The Kiss is a looped video installation in which Houston-based artist Christopher Pickett engages in a continual make-out session with himself. As if practicing for the “real” moment or as an act of utter narcissism, the artist theatrically slobbers the surface on which he places his lips. The images on each monitor project onto each other, creating the virtual illusion of a concrete interaction. The monitors’ close proximity to each other visually obstructs the view of the artist’s actions on the screens, thereby toying with the concept of public verses private space.


French-born Diane Decruet treats the female form as a sculptural vessel, pushing and pulling the body in front of the camera to arrange different forms according to specific anatomies. The motivation for her work stems from an interest in changing the perception men have of the feminine figure. The artist creates raw mise en scène, driving the form into uncomfortable gestures using everyday props in a simple studio setting.


Robert and Shana ParkeHarrison’s Counterpoint expands the tightly controlled narrative found in their earlier work, The Architect’s Brother. In their new series, the artists introduce color into their practice and posit environments where humans, technology, and nature struggle to achieve balance. Their poetic, surreal scenes reflect the human condition, including often violent attempts to control other elements.


Drawing inspiration from the studio-based practice of Bruce Nauman and the Performance Art of Joseph Beuys, William Lamson conducts a series of amateur experiments in the studio and in the field. Hand-crafted paper airplanes that are larger than the artist himself, ill-fitting homemade suits of armor, and contraptions to catch and/or pop black balloons are all employed towards the achievement of constructed masculine ideals. In Actions, the artist’s desire for personal transcendence is sometimes reached, while in Virtual Capacity and After William Tell, Lamson’s shortcomings are evident, an acknowledgement of his human limitations. In his series Flight, the artist champions his love of the act of pursuing a lofty goal by employing amateur means, rather than its ultimate success.

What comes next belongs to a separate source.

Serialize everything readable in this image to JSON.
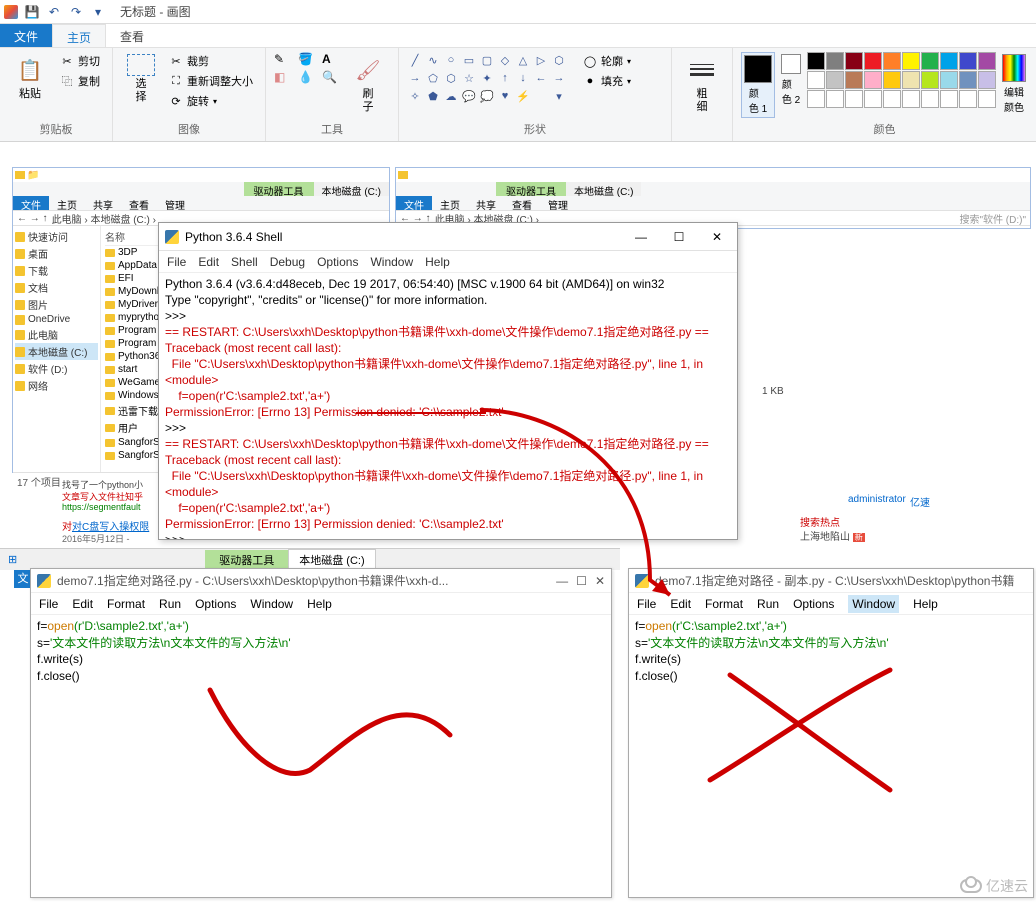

Kara Hearn’s short film One Thing After Another is a series of vignettes in which the artist exaggerates foibles, tragedies, and heroic acts that often solely exist in our mind’s eye. In the context of her homespun sets, Hearn plays all of the characters in each scene, shifting her emotions from the melodramatic to the banal to embody the human plight. The work is a parody of the artist’s own life mixed with filmic scenes from popular culture.


10 September – 8 November, 2009


Houston Center for Photography

Artist / Photographer

Ok Hyun Ahn

Diane Ducruet

Kara Hearn

William Lamson

Robert and Shana ParkeHarrison 
Christopher Pickett

Tim Roda

Jaimie Warren


bottom of page